▸ **WHAT THIS TASK INVOLVES**: The answer must consist of every line below containing "shortcut".

▸ **DATA SHOWN**:
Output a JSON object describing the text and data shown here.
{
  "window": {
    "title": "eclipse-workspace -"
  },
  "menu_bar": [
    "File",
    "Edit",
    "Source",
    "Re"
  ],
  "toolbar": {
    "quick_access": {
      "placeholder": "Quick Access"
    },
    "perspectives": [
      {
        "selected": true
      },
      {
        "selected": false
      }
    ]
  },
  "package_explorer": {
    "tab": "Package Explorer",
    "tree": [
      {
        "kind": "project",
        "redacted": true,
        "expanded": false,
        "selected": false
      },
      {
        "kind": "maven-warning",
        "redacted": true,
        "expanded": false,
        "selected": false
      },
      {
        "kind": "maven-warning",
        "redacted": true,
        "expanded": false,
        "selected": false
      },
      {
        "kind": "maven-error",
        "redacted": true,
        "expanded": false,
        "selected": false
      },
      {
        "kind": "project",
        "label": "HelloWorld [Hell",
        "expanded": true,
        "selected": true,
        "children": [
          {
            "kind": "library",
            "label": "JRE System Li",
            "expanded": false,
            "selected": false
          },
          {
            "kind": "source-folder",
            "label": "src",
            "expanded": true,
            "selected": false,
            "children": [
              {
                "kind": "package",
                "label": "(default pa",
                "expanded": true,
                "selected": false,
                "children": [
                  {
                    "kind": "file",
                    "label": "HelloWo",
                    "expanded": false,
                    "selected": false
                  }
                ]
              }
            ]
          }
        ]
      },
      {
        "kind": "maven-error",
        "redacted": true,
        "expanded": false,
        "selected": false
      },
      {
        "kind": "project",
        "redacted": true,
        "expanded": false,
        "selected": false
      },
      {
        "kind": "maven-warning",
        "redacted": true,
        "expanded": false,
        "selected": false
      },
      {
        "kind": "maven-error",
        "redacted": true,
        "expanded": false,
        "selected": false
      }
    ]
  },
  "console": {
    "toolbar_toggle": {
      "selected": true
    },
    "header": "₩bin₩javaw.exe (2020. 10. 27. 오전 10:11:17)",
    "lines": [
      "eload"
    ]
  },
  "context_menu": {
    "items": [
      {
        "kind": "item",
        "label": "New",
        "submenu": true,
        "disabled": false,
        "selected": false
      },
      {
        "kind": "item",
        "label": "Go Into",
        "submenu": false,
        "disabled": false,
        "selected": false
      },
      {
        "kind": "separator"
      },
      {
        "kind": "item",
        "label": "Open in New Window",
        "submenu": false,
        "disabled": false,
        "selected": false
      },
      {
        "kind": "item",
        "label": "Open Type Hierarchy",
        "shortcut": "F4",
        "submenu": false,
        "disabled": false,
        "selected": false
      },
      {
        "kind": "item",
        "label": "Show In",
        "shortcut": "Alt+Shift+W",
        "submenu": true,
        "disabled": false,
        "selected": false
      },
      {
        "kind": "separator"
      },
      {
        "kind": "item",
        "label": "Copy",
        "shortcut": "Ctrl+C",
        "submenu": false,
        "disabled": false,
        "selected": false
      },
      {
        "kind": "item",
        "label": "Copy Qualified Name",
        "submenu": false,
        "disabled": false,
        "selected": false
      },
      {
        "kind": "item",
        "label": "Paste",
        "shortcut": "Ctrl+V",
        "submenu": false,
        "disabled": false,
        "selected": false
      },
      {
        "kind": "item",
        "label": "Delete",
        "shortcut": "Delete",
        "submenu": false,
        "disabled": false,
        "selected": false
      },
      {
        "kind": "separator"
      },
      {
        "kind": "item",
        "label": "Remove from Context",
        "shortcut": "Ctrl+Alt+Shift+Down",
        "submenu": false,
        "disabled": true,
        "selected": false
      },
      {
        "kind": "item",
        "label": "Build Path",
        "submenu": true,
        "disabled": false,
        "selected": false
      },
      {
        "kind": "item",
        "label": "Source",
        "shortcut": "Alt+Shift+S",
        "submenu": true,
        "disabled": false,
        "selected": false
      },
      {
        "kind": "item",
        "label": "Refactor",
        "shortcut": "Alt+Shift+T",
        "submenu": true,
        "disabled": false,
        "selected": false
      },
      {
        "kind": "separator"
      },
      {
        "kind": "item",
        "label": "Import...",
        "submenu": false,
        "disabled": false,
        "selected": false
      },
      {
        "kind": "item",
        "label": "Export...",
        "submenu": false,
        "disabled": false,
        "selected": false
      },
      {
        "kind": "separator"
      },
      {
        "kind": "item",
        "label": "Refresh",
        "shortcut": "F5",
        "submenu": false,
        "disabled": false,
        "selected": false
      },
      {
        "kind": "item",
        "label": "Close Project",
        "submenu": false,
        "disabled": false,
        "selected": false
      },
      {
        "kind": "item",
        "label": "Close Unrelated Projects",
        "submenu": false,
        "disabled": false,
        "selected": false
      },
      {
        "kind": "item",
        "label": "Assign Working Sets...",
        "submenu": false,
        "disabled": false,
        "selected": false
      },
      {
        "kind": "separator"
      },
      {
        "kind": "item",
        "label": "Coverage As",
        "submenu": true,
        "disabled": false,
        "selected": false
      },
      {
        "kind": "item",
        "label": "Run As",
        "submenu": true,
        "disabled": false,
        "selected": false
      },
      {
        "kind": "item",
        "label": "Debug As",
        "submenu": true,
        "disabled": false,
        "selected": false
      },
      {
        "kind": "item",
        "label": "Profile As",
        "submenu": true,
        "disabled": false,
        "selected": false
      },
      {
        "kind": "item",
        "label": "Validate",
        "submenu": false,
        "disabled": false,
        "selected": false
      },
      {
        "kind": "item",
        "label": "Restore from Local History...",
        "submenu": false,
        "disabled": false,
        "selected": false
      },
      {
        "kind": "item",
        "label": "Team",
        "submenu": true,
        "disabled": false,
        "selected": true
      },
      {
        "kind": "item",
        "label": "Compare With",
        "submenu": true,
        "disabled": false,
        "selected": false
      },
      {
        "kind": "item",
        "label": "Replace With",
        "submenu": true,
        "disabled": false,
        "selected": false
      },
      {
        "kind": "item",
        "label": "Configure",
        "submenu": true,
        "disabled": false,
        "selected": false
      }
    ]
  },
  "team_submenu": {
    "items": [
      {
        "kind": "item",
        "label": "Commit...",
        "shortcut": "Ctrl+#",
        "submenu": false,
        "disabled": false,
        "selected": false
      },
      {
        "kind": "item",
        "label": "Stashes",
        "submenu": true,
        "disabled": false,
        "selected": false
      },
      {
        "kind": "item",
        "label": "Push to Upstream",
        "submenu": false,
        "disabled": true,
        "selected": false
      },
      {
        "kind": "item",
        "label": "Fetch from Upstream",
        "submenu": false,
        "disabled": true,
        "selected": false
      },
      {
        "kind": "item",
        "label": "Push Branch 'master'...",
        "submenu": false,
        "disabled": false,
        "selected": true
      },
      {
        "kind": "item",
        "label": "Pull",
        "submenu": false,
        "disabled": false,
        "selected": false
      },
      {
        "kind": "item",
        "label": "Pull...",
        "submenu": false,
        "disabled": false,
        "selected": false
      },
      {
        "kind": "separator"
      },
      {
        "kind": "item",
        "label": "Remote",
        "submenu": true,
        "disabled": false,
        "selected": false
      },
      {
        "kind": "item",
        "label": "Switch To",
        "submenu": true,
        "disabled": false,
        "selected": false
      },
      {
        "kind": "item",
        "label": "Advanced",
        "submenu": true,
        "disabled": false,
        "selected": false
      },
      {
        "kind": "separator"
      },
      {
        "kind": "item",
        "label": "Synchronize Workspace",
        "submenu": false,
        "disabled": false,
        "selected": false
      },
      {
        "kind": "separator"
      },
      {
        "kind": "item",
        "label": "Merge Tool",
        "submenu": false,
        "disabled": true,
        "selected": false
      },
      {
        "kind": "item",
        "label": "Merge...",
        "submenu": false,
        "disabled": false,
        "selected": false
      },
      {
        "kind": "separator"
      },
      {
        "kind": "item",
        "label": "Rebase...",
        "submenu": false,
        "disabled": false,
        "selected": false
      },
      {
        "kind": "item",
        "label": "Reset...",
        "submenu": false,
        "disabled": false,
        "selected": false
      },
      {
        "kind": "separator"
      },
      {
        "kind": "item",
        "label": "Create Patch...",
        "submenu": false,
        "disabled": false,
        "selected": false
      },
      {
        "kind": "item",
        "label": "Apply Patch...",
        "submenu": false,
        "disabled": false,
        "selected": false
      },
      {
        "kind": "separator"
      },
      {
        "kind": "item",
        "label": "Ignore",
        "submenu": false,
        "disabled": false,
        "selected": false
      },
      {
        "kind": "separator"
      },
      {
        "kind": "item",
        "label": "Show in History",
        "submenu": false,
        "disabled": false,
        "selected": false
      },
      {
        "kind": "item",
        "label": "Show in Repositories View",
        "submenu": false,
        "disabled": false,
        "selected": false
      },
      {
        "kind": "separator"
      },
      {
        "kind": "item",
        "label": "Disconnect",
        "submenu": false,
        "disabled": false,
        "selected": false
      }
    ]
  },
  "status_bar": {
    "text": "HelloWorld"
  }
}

▸ **RESULT FOR THIS TASK**:
        "shortcut": "F4",
        "shortcut": "Alt+Shift+W",
        "shortcut": "Ctrl+C",
        "shortcut": "Ctrl+V",
        "shortcut": "Delete",
        "shortcut": "Ctrl+Alt+Shift+Down",
        "shortcut": "Alt+Shift+S",
        "shortcut": "Alt+Shift+T",
        "shortcut": "F5",
        "shortcut": "Ctrl+#",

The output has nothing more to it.